83: With its claims about divine foresight and direction in conception, marriage partners, and (sometimes) eternal salvation, the church makes God into a puppet-master who stage-directs the universe down to its tiniest details in an inane drama whose uncountable trillions of acts and final ending are all pre-ordained.

85: The church’s efforts at “sowing the seed” are almost entirely focused inward, dedicated to proclaiming the Word over and over again to those who have grown up hearing it and enforcing conformity within the fold.

86: With its preachers flying around a world that wasn’t supposed to be round, in jet aircraft burning fossil fuels from reservoirs that weren’t supposed to be millions of years old, immunized against microbes that aren’t supposed to be evolving, the church and its predecessors have lost every one of their battles with science, and “faith” is in full retreat from its former position of authoritative teaching about the natural world.

87: Ever since Laestadius, the church’s preachers have been anticipating an imminent end of the world in their time, misled by the same shortsighted apocalypticism as Luther, Christians of the first centuries, Paul, and yes, even Jesus.

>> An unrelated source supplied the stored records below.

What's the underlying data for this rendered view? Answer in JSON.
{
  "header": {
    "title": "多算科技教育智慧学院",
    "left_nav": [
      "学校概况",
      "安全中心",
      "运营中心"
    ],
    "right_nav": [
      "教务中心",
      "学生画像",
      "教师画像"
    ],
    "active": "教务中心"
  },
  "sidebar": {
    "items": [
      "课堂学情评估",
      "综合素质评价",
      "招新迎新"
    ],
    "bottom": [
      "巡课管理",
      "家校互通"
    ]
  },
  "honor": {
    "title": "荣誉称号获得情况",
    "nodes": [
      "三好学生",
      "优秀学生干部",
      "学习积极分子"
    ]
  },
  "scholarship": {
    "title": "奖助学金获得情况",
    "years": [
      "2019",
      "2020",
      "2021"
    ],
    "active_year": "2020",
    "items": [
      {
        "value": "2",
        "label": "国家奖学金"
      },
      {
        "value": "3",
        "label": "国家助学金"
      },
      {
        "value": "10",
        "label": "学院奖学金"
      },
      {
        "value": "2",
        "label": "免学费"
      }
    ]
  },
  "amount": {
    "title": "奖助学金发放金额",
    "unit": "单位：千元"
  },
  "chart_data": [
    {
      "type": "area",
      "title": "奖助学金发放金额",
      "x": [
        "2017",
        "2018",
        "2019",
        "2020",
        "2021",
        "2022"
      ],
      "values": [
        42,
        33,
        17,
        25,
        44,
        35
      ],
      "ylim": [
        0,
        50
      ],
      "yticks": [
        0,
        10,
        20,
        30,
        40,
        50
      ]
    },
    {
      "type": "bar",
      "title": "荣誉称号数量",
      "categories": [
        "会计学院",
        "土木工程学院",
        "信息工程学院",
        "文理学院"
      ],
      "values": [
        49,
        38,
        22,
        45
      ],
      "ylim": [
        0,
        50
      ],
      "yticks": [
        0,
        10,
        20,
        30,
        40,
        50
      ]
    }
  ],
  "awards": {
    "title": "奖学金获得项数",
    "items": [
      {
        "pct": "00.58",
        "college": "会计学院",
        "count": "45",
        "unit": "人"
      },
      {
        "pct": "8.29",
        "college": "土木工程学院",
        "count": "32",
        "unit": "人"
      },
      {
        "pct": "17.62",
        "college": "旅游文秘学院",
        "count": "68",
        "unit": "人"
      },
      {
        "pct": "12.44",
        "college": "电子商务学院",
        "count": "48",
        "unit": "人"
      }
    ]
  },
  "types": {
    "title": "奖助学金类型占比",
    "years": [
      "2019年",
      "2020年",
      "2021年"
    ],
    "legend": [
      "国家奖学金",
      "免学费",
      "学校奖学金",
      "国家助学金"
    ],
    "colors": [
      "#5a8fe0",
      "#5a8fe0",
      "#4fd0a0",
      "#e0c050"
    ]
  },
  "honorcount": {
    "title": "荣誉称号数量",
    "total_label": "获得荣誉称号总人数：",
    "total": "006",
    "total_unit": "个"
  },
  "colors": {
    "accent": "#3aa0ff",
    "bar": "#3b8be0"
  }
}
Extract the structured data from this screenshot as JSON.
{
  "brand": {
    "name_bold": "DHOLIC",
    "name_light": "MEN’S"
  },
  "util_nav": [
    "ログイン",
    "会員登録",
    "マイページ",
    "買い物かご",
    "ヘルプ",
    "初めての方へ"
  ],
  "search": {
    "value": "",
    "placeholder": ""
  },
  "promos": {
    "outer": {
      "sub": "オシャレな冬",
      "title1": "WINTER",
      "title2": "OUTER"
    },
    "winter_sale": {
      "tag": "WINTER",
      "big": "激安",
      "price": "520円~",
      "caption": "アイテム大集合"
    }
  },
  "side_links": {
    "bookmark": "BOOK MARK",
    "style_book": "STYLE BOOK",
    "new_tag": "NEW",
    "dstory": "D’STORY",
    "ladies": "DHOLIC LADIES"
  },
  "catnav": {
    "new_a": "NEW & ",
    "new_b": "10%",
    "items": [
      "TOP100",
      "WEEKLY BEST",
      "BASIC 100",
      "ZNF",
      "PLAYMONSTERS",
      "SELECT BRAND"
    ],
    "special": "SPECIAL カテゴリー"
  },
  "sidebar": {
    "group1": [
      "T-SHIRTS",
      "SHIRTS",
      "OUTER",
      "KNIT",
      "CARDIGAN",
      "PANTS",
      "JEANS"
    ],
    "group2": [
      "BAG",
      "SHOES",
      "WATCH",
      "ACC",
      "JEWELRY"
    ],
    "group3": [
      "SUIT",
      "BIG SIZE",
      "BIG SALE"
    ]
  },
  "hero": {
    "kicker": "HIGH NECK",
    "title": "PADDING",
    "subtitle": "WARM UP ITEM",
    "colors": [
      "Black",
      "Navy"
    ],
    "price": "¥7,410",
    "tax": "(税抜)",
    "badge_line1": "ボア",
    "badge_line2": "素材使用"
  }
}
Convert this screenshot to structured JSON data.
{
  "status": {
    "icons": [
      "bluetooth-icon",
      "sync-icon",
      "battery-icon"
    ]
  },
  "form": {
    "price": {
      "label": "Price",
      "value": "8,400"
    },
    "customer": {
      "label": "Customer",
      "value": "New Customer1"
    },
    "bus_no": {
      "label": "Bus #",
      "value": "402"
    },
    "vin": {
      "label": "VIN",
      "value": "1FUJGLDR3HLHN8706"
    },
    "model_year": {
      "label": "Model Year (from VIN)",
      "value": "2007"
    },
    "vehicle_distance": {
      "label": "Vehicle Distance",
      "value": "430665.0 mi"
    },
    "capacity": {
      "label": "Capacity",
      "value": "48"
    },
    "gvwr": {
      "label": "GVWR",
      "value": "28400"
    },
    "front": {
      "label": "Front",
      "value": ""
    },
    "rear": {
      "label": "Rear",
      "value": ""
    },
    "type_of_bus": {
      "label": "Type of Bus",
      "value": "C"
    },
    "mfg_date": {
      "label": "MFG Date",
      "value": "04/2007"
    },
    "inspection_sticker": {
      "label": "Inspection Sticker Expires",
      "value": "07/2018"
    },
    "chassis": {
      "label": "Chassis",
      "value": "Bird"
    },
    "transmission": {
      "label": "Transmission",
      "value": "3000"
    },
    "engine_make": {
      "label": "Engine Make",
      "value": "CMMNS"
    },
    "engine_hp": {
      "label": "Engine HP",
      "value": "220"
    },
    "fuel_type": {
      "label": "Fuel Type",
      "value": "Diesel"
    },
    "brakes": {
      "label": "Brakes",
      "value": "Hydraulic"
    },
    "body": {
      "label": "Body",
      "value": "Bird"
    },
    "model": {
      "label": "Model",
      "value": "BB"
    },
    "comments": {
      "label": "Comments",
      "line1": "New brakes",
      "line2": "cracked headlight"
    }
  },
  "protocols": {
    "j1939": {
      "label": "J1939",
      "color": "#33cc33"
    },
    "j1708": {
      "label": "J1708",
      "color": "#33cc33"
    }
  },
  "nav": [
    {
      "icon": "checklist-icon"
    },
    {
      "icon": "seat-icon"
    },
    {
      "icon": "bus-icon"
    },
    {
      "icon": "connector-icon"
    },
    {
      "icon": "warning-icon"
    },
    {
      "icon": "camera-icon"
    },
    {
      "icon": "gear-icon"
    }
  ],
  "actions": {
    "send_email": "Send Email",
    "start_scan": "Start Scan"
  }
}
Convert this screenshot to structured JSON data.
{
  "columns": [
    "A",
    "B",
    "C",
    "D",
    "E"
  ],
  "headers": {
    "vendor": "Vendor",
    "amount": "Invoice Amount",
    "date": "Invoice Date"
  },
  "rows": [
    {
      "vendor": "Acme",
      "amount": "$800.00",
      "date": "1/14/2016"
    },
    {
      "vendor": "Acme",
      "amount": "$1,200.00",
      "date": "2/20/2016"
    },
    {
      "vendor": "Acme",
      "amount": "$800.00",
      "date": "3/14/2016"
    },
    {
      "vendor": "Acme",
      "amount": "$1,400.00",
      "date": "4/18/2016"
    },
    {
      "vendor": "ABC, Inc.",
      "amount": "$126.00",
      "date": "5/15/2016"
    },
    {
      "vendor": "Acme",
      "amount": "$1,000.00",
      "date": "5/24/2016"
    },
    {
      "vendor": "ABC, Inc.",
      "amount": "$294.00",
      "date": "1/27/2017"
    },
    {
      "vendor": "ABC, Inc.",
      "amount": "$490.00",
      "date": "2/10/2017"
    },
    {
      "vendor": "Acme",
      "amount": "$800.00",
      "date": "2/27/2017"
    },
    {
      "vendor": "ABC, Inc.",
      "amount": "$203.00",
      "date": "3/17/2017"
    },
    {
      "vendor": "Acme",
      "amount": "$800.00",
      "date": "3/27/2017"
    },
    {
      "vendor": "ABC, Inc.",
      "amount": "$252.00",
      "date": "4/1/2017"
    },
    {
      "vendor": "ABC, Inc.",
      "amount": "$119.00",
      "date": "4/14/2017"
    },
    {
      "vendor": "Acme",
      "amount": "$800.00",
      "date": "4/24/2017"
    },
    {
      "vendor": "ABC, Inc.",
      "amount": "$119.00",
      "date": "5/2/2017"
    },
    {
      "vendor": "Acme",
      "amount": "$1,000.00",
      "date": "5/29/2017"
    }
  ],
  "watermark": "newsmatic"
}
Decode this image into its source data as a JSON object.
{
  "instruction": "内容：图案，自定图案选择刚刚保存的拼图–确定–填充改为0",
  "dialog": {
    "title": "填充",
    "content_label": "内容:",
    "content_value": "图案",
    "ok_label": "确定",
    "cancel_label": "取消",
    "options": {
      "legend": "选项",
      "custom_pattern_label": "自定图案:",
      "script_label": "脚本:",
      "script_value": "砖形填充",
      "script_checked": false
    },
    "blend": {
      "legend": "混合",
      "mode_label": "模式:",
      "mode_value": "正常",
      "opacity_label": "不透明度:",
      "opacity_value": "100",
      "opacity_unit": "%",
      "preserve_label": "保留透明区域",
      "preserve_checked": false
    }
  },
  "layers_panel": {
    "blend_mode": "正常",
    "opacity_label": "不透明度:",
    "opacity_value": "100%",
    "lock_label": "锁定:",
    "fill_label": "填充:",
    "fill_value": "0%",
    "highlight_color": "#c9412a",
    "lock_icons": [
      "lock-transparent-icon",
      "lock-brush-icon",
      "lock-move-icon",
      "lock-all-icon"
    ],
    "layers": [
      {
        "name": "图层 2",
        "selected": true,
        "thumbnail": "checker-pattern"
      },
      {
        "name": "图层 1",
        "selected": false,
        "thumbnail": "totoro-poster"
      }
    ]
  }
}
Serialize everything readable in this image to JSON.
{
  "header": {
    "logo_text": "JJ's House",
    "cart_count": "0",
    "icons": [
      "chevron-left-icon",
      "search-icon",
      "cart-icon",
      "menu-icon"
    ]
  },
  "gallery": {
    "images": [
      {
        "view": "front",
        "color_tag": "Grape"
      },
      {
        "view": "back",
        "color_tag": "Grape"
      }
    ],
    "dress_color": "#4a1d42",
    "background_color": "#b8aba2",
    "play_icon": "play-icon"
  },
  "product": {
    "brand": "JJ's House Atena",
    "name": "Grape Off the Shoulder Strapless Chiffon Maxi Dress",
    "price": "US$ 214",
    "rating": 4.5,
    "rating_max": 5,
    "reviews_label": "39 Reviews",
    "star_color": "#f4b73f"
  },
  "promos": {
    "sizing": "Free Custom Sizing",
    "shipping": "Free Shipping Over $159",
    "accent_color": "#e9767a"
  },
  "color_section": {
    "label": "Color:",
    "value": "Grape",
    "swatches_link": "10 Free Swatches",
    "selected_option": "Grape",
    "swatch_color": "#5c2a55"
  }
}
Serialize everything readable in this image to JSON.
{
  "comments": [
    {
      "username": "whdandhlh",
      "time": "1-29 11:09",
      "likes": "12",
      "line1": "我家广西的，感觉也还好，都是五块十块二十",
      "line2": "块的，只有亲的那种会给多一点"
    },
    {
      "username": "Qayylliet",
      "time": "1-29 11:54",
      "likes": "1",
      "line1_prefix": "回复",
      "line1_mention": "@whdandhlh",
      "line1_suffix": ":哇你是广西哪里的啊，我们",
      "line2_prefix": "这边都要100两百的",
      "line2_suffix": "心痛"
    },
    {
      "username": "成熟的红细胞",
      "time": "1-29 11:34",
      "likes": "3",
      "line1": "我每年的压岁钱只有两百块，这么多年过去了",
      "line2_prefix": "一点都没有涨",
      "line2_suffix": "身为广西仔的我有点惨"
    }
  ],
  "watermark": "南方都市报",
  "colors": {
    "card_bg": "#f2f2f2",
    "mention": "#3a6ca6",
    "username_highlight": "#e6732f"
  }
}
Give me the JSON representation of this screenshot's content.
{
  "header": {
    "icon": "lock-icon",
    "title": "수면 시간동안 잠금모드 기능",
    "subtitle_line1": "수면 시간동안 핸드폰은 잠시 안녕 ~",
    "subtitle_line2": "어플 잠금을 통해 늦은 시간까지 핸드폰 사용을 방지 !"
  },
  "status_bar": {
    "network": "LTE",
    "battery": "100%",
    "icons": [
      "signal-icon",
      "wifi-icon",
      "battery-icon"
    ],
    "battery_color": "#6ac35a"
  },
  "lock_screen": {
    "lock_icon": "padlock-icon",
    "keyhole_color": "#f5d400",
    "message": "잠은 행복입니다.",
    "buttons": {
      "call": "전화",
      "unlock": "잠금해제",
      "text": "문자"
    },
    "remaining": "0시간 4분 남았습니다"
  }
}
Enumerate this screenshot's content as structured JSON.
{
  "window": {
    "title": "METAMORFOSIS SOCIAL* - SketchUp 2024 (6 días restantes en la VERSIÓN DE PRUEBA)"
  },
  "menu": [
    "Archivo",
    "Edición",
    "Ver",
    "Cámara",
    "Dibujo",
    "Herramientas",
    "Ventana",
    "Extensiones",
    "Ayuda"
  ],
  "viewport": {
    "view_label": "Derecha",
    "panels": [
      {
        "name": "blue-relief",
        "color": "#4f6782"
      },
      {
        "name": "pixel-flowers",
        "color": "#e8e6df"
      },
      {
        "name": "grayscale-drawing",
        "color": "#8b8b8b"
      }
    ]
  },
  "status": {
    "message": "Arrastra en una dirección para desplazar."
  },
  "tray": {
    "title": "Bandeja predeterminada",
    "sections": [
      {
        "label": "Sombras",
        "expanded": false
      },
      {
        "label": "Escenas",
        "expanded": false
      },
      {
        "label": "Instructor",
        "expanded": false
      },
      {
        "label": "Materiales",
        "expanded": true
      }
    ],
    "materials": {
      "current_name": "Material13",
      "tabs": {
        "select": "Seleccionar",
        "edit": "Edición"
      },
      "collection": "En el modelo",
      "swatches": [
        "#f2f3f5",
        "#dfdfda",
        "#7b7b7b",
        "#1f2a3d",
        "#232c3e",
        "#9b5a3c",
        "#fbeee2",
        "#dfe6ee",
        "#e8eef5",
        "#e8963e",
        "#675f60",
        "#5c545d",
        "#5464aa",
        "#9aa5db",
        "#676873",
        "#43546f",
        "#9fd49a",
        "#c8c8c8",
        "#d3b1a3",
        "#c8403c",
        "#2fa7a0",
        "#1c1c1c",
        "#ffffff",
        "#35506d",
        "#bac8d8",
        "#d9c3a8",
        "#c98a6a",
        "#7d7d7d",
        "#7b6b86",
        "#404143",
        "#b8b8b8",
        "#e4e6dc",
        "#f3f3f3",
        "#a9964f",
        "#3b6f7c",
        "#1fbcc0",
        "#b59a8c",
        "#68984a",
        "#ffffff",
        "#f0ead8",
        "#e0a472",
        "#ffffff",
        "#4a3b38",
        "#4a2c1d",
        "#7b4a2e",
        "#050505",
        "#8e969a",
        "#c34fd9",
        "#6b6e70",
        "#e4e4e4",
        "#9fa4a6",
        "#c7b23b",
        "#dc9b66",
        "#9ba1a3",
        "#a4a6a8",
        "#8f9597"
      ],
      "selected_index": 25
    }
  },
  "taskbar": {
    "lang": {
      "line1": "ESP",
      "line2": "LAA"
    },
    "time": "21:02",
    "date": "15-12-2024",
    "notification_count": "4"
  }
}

88: The God who was constantly making threats of bodily harm against his chosen people and fussing about endless details of their behavior declined to offer a single warning about any eternal punishment until late in the Old Testament, leaving ambiguity about the subject even into the New Testament; he allowed it to appear that there really is no hell at all, not even really an afterlife, with several different parts of the Bible describing the end of human existence in the grave, of good and evil all going to the same place.

89: Preparing an eternity of horrible torture for most of the people you have created, without providing any means of avoiding it or rehabilitation once they are there, is the worst possible evil, an act of the most unimaginably cruel and pointless sadism.

90: If the predestination taught by Augustine and Luther (less consistently by the Bible and the church) were true, then all of the church’s preaching and forgiveness would be utterly futile, since none of us puppets can change the outcome of God’s scripted show.

91: Both the Bible and the church contradict themselves about predestination, saying that God is omnibenevolent (all-loving) and wants all to be saved, yet at the same time saying he is omnipotent and reveals salvation only to his elect, chosen few.

94: Contrary to the church’s doctrinal requirements, there is no historical evidence whatsoever for any special group of believers passing along the keys of absolution in an unbroken chain from Jesus and the disciples; rather it is clear that there was a slow evolution of Christian thought—over many painful centuries—about the nature of sin, whether it might be forgiven at all after baptism, and the limits and means for obtaining such forgiveness.

95: The church’s exclusivity claims are utterly irreconcilable with Luther’s teachings about the broad scope of the Christian Church and the means by which it may be identified, his criticisms of efforts to identify it as being restricted to one particular organization, and his defense of other types of Christians in different areas.